I went to the gym as soon as I could this morning. I have to wait until there is enough light to feed the deer. I almost talked myself out of going over to the dam for a walk but was so glad I persevered. It was gorgeous and I was the only one there. So I took my time because of the amazing reflections.

My only company was this lone loon. He would not come closer so just shows up as a dark spot.

I liked how he swims across the sky and could have watched him much longer than I did. The walk at the dam gave me time to think about my studio work. Especially the heads. I have decided that the Homemaker needs to have stairs added to each house. They will extend like decks and find their way to the base…one meandering and the other more orderly. I will take pictures as I go with that idea.

While showing pictures of the dam, here is the latest bird for the Bird Stories Book. A swallow that frequently flies across where the pier juts out.

And the other day I started the drawing for a large board, 7″ by 24″. It was slow going but the grey owl is now completely drawn in.

Looking at the drawing in a photograph form I can see that more darkness is needed on the branch he sits on due to his own shadow. Once I am satisfied it will be slowly and precisely placed on the board with a keen eye to where those pesky knots are.

There has been no advancement on the house building since the footings are in. I stopped by to talk with the builder with a few questions yesterday. I wanted to make sure he could put a tray cupboard in the kitchen cabinets. It is so hard to put cookie sheets and cutting boards away on a flat surface. I also got some corrected measurements to place a tall cabinet in the dining room. And was told the pantry is only 20″ deep by 2′ but will have five shelves in it. And I left with a reminder from them to not hang artwork on the wall with a pocket door. They know hanging artwork is a top priority with me. I am hoping to be in by June

Tomorrow I will return to the Riverwalk but here are the pictures from when family was here over the holiday. It is a lovely spot that will be worth the twenty-five minute drive from my new house. The dam will only be a five minute drive.

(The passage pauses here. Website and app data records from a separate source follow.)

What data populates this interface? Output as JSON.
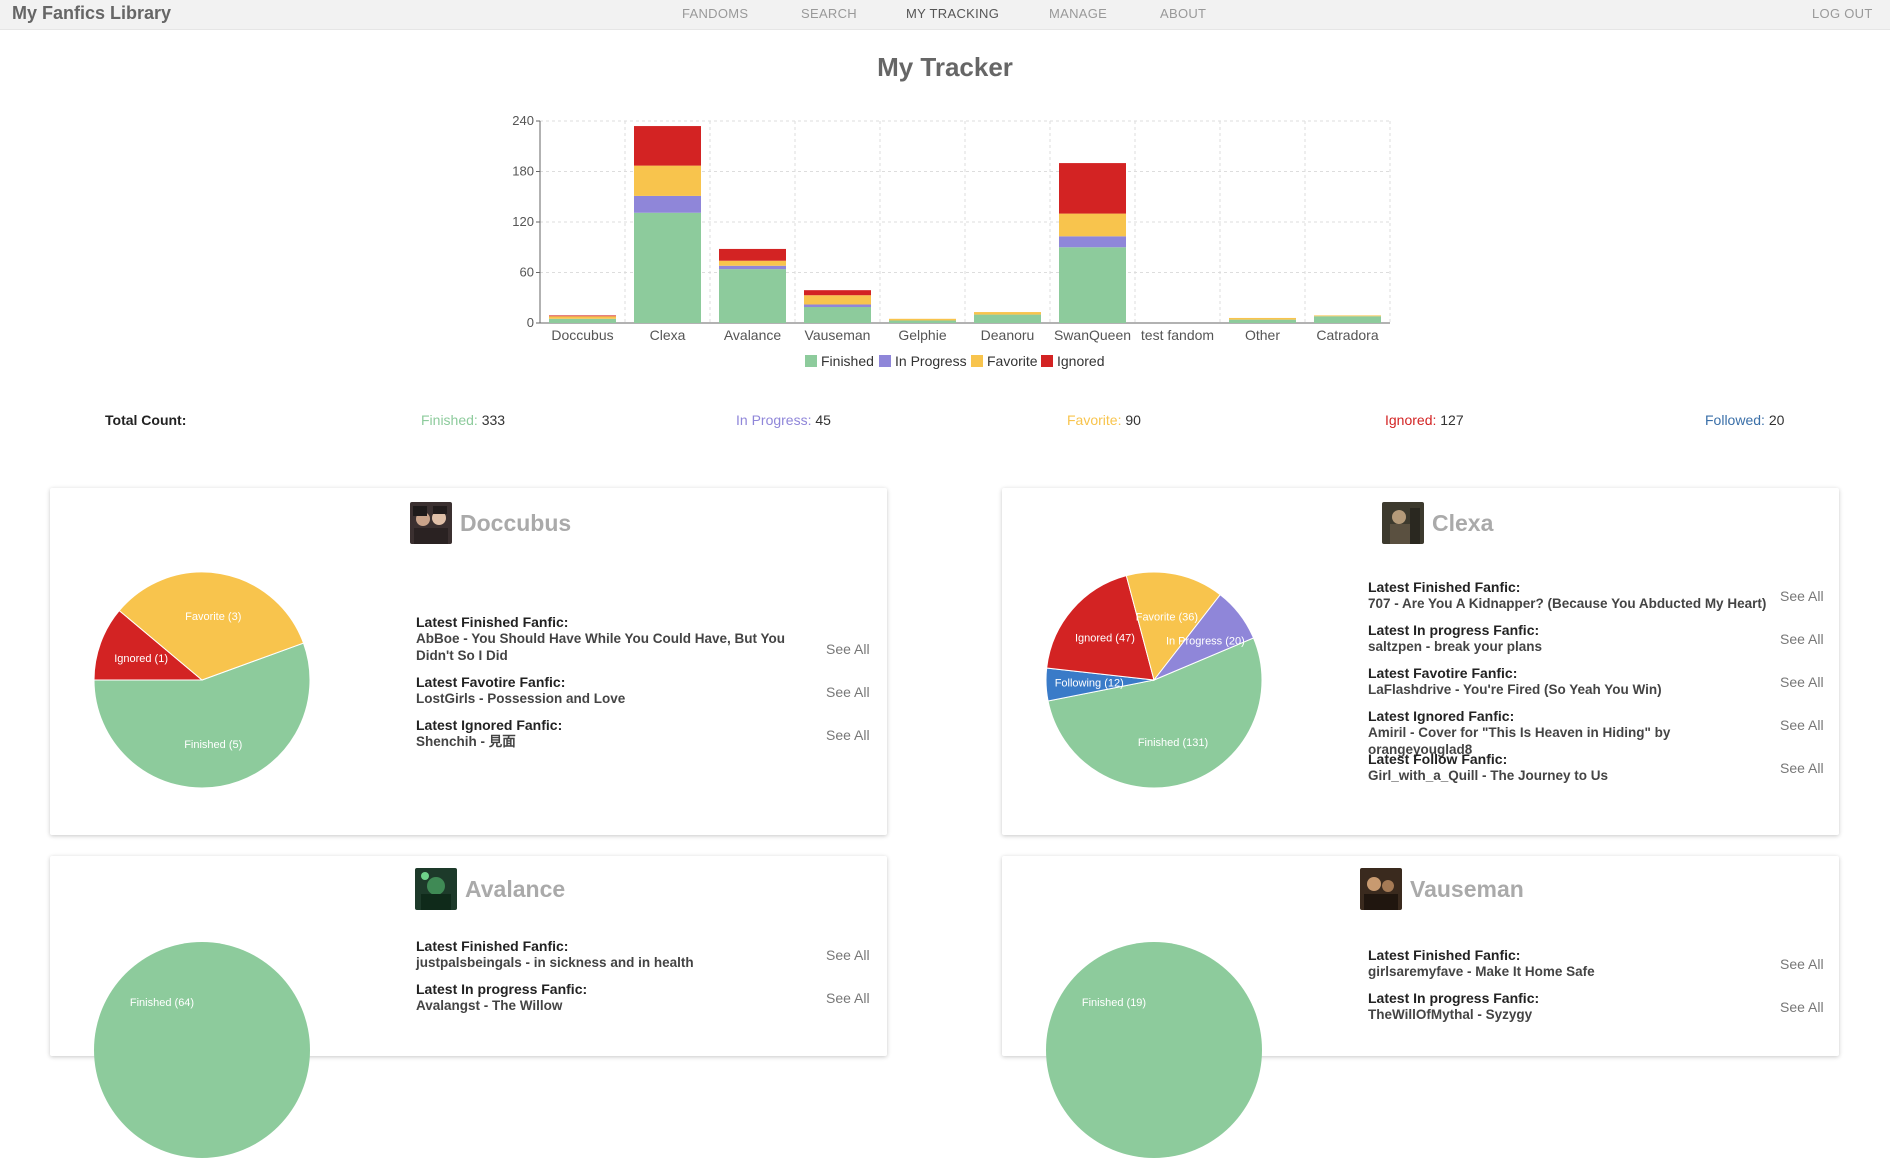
{
  "nav": {
    "brand": "My Fanfics Library",
    "items": [
      "FANDOMS",
      "SEARCH",
      "MY TRACKING",
      "MANAGE",
      "ABOUT"
    ],
    "active": "MY TRACKING",
    "logout": "LOG OUT"
  },
  "page_title": "My Tracker",
  "chart_data": {
    "type": "bar",
    "stacked": true,
    "categories": [
      "Doccubus",
      "Clexa",
      "Avalance",
      "Vauseman",
      "Gelphie",
      "Deanoru",
      "SwanQueen",
      "test fandom",
      "Other",
      "Catradora"
    ],
    "series": [
      {
        "name": "Finished",
        "color": "#8dcb9c",
        "values": [
          5,
          131,
          64,
          19,
          3,
          10,
          90,
          0,
          4,
          8
        ]
      },
      {
        "name": "In Progress",
        "color": "#8f86d9",
        "values": [
          0,
          20,
          4,
          3,
          0,
          0,
          13,
          0,
          0,
          0
        ]
      },
      {
        "name": "Favorite",
        "color": "#f8c44d",
        "values": [
          3,
          36,
          6,
          11,
          2,
          3,
          27,
          0,
          2,
          1
        ]
      },
      {
        "name": "Ignored",
        "color": "#d32323",
        "values": [
          1,
          47,
          14,
          6,
          0,
          0,
          60,
          0,
          0,
          0
        ]
      }
    ],
    "ylim": [
      0,
      240
    ],
    "yticks": [
      0,
      60,
      120,
      180,
      240
    ],
    "grid": true,
    "legend_position": "bottom"
  },
  "totals": {
    "label": "Total Count:",
    "items": [
      {
        "label": "Finished:",
        "value": "333",
        "color": "#8dcb9c"
      },
      {
        "label": "In Progress:",
        "value": "45",
        "color": "#8f86d9"
      },
      {
        "label": "Favorite:",
        "value": "90",
        "color": "#f8c44d"
      },
      {
        "label": "Ignored:",
        "value": "127",
        "color": "#d32323"
      },
      {
        "label": "Followed:",
        "value": "20",
        "color": "#3a6fa8"
      }
    ]
  },
  "see_all": "See All",
  "cards": [
    {
      "name": "Doccubus",
      "pie": [
        {
          "label": "Finished (5)",
          "value": 5,
          "color": "#8dcb9c"
        },
        {
          "label": "Ignored (1)",
          "value": 1,
          "color": "#d32323"
        },
        {
          "label": "Favorite (3)",
          "value": 3,
          "color": "#f8c44d"
        }
      ],
      "latest": [
        {
          "label": "Latest Finished Fanfic:",
          "value": "AbBoe - You Should Have While You Could Have, But You Didn't So I Did"
        },
        {
          "label": "Latest Favotire Fanfic:",
          "value": "LostGirls - Possession and Love"
        },
        {
          "label": "Latest Ignored Fanfic:",
          "value": "Shenchih - 見面"
        }
      ]
    },
    {
      "name": "Clexa",
      "pie": [
        {
          "label": "Finished (131)",
          "value": 131,
          "color": "#8dcb9c"
        },
        {
          "label": "Following (12)",
          "value": 12,
          "color": "#3a7bc8"
        },
        {
          "label": "Ignored (47)",
          "value": 47,
          "color": "#d32323"
        },
        {
          "label": "Favorite (36)",
          "value": 36,
          "color": "#f8c44d"
        },
        {
          "label": "In Progress (20)",
          "value": 20,
          "color": "#8f86d9"
        }
      ],
      "latest": [
        {
          "label": "Latest Finished Fanfic:",
          "value": "707 - Are You A Kidnapper? (Because You Abducted My Heart)"
        },
        {
          "label": "Latest In progress Fanfic:",
          "value": "saltzpen - break your plans"
        },
        {
          "label": "Latest Favotire Fanfic:",
          "value": "LaFlashdrive - You're Fired (So Yeah You Win)"
        },
        {
          "label": "Latest Ignored Fanfic:",
          "value": "Amiril - Cover for \"This Is Heaven in Hiding\" by orangeyouglad8"
        },
        {
          "label": "Latest Follow Fanfic:",
          "value": "Girl_with_a_Quill - The Journey to Us"
        }
      ]
    },
    {
      "name": "Avalance",
      "pie": [
        {
          "label": "Finished (64)",
          "value": 64,
          "color": "#8dcb9c"
        }
      ],
      "latest": [
        {
          "label": "Latest Finished Fanfic:",
          "value": "justpalsbeingals - in sickness and in health"
        },
        {
          "label": "Latest In progress Fanfic:",
          "value": "Avalangst - The Willow"
        }
      ]
    },
    {
      "name": "Vauseman",
      "pie": [
        {
          "label": "Finished (19)",
          "value": 19,
          "color": "#8dcb9c"
        }
      ],
      "latest": [
        {
          "label": "Latest Finished Fanfic:",
          "value": "girlsaremyfave - Make It Home Safe"
        },
        {
          "label": "Latest In progress Fanfic:",
          "value": "TheWillOfMythal - Syzygy"
        }
      ]
    }
  ]
}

This walk is stunning early in the morning. A half hour later and the magical light gives way to too much brightness.

Til later….